With only a handful of collections to her name, Gao has a distinct vision of deconstructive East-meets-West tailoring. She favors layering, or at least the illusion of it, balancing feminine subversion with masculine ideas of officewear. It’s one of the reasons she stands out among the emerging talent pool in New York — you see a piece and instantly link it to her name.
Her spring collection was lighter and more carefree than seasons past, letting a mix of fabric weights drape and flow freely. She opened the show with a hybrid blazer made of lightweight suiting fabric and printed silk.

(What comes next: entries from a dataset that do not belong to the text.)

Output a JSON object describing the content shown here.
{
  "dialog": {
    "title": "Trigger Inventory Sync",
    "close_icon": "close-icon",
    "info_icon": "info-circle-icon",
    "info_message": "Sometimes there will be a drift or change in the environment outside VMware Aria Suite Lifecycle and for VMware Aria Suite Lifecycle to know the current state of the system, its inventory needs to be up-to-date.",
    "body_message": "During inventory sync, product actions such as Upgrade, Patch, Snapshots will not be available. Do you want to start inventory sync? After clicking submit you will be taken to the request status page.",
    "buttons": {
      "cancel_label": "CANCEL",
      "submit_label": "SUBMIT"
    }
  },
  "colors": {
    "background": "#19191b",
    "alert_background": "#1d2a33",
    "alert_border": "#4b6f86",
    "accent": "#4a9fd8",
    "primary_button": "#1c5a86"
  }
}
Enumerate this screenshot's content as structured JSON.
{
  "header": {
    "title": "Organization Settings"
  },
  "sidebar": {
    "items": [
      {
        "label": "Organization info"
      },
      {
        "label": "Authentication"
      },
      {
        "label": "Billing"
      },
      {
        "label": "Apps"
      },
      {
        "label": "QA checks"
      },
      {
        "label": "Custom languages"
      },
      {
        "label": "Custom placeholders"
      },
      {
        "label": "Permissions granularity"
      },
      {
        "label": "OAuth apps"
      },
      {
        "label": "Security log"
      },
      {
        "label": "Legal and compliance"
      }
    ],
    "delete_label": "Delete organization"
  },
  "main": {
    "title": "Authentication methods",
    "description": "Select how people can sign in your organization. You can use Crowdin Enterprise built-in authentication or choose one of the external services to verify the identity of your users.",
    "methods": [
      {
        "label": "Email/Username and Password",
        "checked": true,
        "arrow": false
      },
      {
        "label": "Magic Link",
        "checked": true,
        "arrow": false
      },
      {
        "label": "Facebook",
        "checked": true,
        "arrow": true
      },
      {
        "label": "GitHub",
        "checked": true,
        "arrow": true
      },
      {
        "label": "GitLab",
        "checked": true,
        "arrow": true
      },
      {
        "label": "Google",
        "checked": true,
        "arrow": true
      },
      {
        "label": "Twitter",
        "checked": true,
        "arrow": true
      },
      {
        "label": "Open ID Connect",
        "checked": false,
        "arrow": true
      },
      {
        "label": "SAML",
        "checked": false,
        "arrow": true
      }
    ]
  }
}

It had both a structured and kimono-like quality, but Gao noted backstage before the show that the contrast isn’t noticeable when you put it on. She offered variations of the look along the way, including printed slip dresses with the appearance of seductively falling straps, a few dresses split in half by contrasting fabrics, and a tailored dress that mixed in a flowy silk sleeve and skirt.
She incorporated the mahjong theme through engineered prints inspired by the patterns and colors of the game’s tiles. As the show progressed, looks began unraveling even more, closing with a multilayered outfit consisting of a dress made of three prints and free-flowing sash.
From an editorial perspective, the brand is vastly interesting for its ability to challenge the eye. But pieces are also surprisingly wearable, considering layered dresses and jackets are actually single items cut in familiar silhouettes.